• [INPUT DATA]:
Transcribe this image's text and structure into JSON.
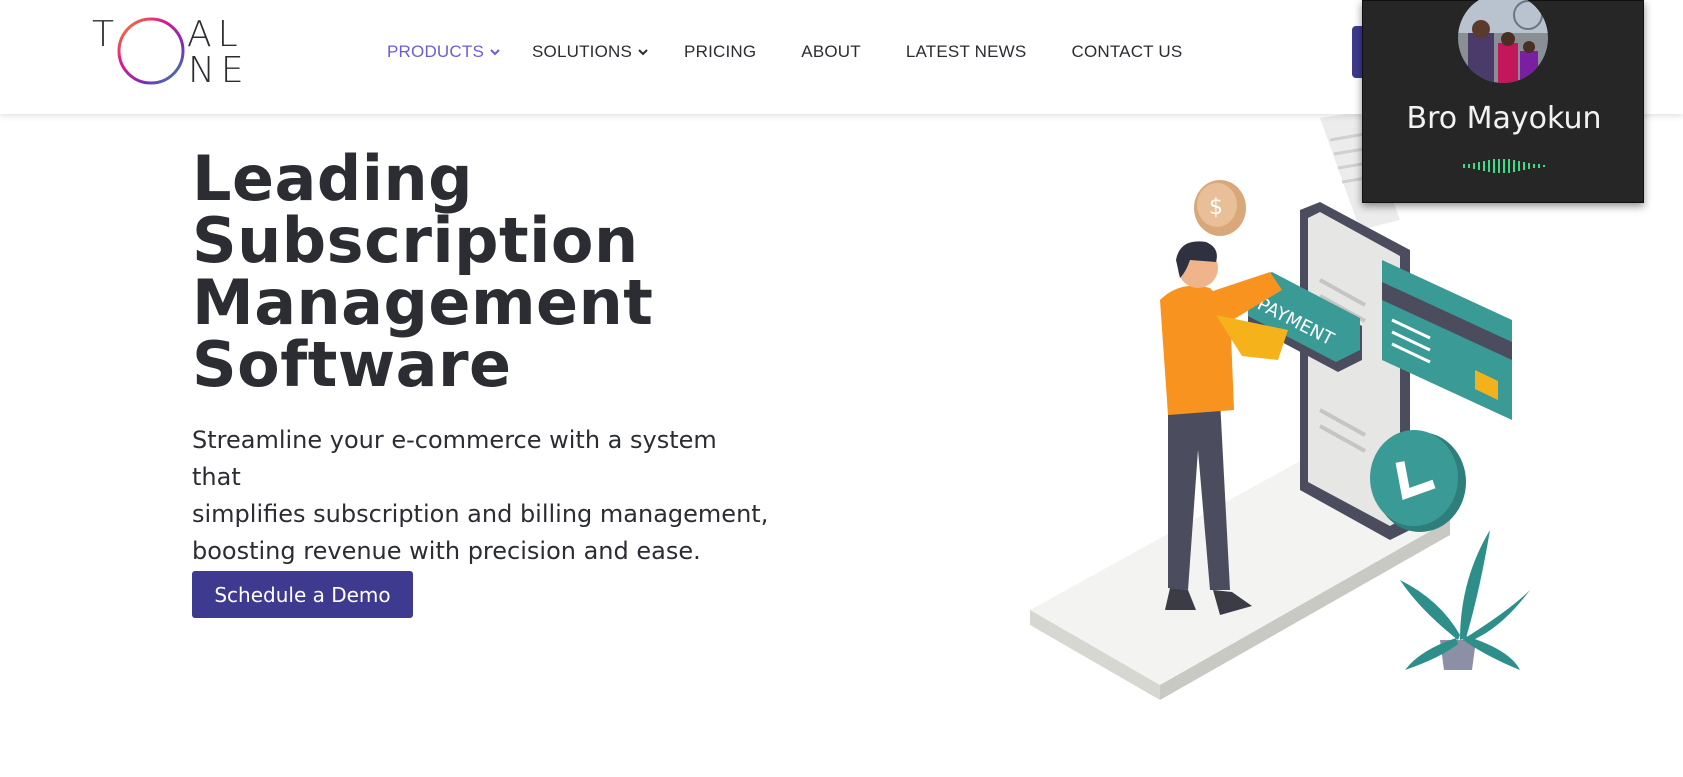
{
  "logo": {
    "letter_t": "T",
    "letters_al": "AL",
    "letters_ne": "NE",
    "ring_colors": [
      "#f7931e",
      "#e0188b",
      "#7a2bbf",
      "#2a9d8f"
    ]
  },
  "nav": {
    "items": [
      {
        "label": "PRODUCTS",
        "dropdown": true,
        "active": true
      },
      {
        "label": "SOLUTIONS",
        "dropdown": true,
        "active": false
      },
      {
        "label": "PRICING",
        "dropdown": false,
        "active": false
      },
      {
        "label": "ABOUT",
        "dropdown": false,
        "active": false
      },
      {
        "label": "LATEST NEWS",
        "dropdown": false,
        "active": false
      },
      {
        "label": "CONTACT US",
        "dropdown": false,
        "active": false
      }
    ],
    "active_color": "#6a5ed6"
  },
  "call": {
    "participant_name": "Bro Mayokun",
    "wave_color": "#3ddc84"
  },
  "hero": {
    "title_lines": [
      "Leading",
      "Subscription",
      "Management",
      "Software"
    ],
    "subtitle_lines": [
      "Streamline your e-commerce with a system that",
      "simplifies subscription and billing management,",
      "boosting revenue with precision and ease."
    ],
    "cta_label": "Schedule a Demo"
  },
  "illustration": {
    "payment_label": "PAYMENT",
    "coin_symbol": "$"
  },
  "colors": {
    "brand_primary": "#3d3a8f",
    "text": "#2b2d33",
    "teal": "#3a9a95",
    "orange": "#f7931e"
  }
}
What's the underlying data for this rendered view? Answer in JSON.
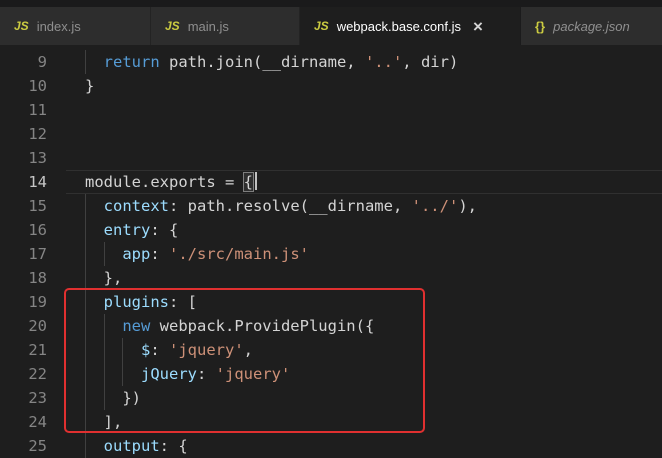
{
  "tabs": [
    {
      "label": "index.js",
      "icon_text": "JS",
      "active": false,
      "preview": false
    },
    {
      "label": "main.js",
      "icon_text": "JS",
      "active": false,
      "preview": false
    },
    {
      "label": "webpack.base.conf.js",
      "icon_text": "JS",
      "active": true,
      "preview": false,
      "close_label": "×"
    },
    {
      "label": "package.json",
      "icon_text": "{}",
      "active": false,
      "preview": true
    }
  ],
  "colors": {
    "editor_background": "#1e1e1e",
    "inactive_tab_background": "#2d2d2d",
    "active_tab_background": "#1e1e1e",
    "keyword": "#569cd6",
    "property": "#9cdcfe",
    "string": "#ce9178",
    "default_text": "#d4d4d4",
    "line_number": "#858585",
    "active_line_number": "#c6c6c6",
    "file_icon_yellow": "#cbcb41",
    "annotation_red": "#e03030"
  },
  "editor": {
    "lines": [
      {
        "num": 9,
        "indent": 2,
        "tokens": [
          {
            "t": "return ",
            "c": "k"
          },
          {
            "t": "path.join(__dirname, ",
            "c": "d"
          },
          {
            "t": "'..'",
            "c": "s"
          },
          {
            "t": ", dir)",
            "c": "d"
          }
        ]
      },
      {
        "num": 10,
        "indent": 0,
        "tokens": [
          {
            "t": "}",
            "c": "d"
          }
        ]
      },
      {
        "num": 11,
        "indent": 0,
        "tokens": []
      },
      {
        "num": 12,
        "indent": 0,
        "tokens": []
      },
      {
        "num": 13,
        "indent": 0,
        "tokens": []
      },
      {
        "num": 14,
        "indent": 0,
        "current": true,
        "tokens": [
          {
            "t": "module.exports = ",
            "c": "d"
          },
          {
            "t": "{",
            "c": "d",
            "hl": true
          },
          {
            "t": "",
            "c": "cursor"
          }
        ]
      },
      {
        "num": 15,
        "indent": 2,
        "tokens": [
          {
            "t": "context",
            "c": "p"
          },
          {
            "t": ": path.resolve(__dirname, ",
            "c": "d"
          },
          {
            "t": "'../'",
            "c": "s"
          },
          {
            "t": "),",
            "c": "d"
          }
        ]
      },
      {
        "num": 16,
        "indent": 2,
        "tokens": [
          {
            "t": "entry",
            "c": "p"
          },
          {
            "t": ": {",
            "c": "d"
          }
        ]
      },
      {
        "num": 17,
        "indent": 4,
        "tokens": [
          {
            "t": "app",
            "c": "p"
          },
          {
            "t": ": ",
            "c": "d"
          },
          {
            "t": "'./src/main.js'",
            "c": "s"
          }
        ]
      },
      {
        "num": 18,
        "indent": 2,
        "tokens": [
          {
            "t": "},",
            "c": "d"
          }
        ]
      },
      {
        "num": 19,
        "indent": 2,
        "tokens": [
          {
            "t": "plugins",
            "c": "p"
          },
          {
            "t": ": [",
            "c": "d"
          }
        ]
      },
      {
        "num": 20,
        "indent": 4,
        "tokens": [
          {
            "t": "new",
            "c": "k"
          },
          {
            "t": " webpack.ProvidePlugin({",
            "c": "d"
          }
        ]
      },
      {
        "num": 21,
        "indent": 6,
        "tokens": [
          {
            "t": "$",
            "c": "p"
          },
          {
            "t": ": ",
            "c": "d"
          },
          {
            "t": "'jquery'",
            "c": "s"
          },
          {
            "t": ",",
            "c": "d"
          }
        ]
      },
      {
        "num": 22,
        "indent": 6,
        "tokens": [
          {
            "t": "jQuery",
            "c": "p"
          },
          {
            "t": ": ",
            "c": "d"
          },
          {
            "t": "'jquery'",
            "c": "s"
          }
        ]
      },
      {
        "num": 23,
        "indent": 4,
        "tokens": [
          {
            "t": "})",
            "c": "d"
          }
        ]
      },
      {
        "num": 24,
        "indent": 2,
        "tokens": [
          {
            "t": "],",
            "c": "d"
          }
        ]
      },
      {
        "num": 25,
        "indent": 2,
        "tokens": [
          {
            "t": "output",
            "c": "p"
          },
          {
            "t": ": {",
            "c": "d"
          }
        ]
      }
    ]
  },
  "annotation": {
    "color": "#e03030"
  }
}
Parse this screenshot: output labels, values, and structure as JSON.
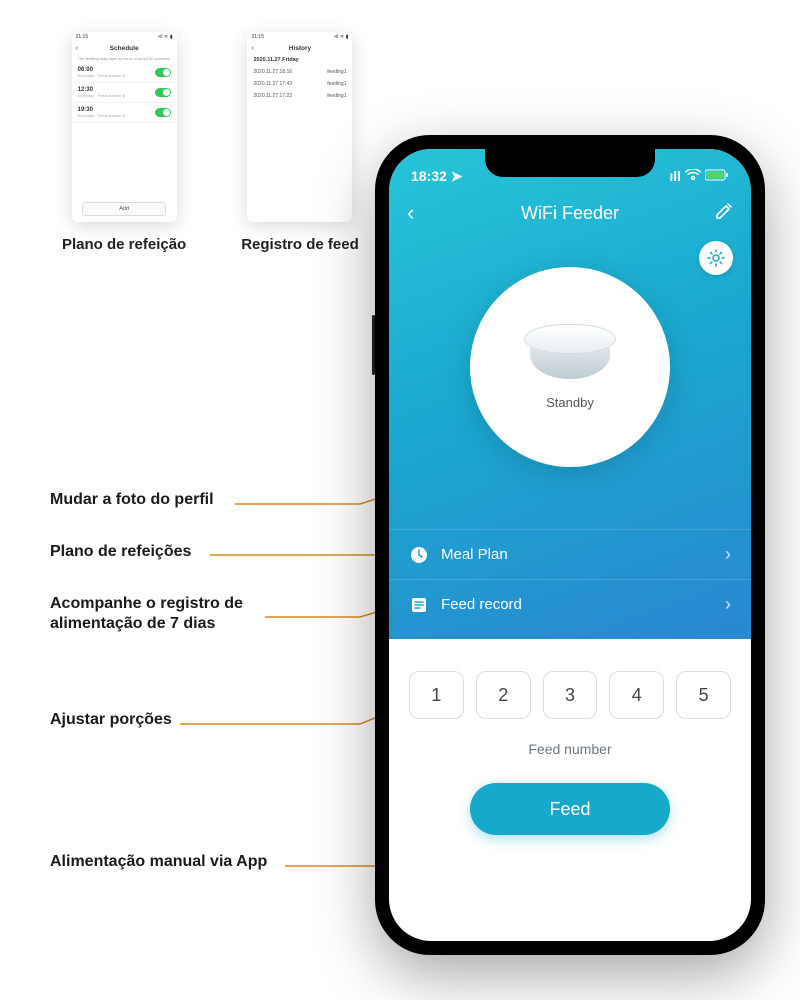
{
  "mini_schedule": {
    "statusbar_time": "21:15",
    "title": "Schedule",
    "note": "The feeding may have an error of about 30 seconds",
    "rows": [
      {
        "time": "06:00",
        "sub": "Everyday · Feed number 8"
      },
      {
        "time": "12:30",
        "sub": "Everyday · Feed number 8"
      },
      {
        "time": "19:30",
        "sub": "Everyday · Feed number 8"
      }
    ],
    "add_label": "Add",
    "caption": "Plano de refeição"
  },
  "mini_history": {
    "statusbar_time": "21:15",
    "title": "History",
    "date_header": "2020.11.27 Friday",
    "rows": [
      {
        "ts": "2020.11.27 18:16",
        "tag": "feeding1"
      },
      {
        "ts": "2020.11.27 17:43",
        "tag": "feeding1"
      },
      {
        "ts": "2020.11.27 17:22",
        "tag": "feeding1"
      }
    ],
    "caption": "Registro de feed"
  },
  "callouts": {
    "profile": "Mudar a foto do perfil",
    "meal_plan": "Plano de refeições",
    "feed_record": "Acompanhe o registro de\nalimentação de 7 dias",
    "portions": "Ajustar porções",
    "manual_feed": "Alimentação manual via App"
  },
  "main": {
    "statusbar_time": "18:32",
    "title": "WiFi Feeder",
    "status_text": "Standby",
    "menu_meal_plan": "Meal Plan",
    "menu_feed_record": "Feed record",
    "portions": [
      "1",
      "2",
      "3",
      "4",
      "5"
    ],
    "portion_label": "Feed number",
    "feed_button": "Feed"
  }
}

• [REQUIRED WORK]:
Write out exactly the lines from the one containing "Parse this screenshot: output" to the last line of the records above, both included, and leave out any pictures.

• [OUTPUT OF THE TASK]:
Parse this screenshot: output labels, values, and structure as JSON.
{
  "mini_schedule": {
    "statusbar_time": "21:15",
    "title": "Schedule",
    "note": "The feeding may have an error of about 30 seconds",
    "rows": [
      {
        "time": "06:00",
        "sub": "Everyday · Feed number 8"
      },
      {
        "time": "12:30",
        "sub": "Everyday · Feed number 8"
      },
      {
        "time": "19:30",
        "sub": "Everyday · Feed number 8"
      }
    ],
    "add_label": "Add",
    "caption": "Plano de refeição"
  },
  "mini_history": {
    "statusbar_time": "21:15",
    "title": "History",
    "date_header": "2020.11.27 Friday",
    "rows": [
      {
        "ts": "2020.11.27 18:16",
        "tag": "feeding1"
      },
      {
        "ts": "2020.11.27 17:43",
        "tag": "feeding1"
      },
      {
        "ts": "2020.11.27 17:22",
        "tag": "feeding1"
      }
    ],
    "caption": "Registro de feed"
  },
  "callouts": {
    "profile": "Mudar a foto do perfil",
    "meal_plan": "Plano de refeições",
    "feed_record": "Acompanhe o registro de\nalimentação de 7 dias",
    "portions": "Ajustar porções",
    "manual_feed": "Alimentação manual via App"
  },
  "main": {
    "statusbar_time": "18:32",
    "title": "WiFi Feeder",
    "status_text": "Standby",
    "menu_meal_plan": "Meal Plan",
    "menu_feed_record": "Feed record",
    "portions": [
      "1",
      "2",
      "3",
      "4",
      "5"
    ],
    "portion_label": "Feed number",
    "feed_button": "Feed"
  }
}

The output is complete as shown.